In order to take advantage of the online opportunity, retailers need to not only have an online presence, but make sure that it delivers a reliable and dependable shopping experience for their customers. In-house infrastructures are proving unable to keep pace with this growing online demand.
More retailers, both online-first and traditional brick-and-mortars, are therefore looking to cloud service providers to offer a flexible, scalable and robust solution to build their online platforms.
Building your shop in the Cloud

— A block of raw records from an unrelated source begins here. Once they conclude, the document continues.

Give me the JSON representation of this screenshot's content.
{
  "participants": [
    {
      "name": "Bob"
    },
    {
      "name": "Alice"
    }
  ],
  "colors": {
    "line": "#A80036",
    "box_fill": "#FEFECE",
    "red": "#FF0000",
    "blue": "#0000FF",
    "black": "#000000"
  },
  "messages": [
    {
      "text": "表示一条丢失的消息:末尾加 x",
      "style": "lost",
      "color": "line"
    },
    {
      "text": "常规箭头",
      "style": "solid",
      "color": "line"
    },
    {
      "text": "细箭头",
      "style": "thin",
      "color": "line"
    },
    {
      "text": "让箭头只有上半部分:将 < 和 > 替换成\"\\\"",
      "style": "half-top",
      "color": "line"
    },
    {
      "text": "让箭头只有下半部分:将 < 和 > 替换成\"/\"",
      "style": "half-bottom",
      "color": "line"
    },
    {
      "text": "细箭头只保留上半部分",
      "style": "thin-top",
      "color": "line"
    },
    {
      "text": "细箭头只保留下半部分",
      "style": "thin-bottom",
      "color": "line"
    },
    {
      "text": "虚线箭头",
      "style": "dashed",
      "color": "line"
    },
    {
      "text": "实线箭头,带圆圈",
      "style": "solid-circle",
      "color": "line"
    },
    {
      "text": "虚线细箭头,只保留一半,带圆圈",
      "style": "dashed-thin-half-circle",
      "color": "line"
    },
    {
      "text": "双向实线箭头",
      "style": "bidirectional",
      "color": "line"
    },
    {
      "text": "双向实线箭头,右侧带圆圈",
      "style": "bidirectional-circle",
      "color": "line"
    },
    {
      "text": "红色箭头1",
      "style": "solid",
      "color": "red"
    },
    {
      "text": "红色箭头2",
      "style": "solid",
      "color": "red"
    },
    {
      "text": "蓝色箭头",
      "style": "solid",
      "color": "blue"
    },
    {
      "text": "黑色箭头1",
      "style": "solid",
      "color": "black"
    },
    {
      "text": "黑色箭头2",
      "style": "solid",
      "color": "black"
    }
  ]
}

Commissioning the IT infrastructure necessary to host and support online platforms can require a lot of time and capital investments when done in-house. This cost in time and resources is further exasperated by the development and testing period necessary for the implementation. Infrastructure-as-a-Service (IaaS) solutions are significantly reducing the time and resources spent building online platforms.
Leveraging IaaS solutions means retailers are able to better build and grow their online platforms. By reducing the time needed to test, produce and roll-out new environments, retailers can quickly respond to growing and changing customer needs.
Even exclusively online retailers are finding themselves better equipped to scale up and accommodate for online growth with cloud based solutions; for example, e-tailer ASOS was able to reduce the time to move from testing to production from 16 weeks to two days. This reduction allows businesses to quickly roll-out new and innovative products and customer-facing applications.
The beneficial scalability and flexibility of cloud-based infrastructures is also relevant to physical expansion, enabling retailers to open new stores and centres quickly, and without installing hardware that can be costly and time consuming to manage.
When brick-and-mortar retailers expect an increase in customers, they prepare by building more stores, expanding staff and opening hours, increasing inventory, etc.
Similarly, online retail platforms must be developed and tested to ensure that they are able to scale and support increases in traffic and sales – both through peak sales periods and for projected long-term growth.
At lowered costs and in less time than in-house infrastructures, cloud computing is enabling retailers to respond to these needs and remain competitive.
About the author
Sean McAvan is MD of managed service provider NaviSite Europe.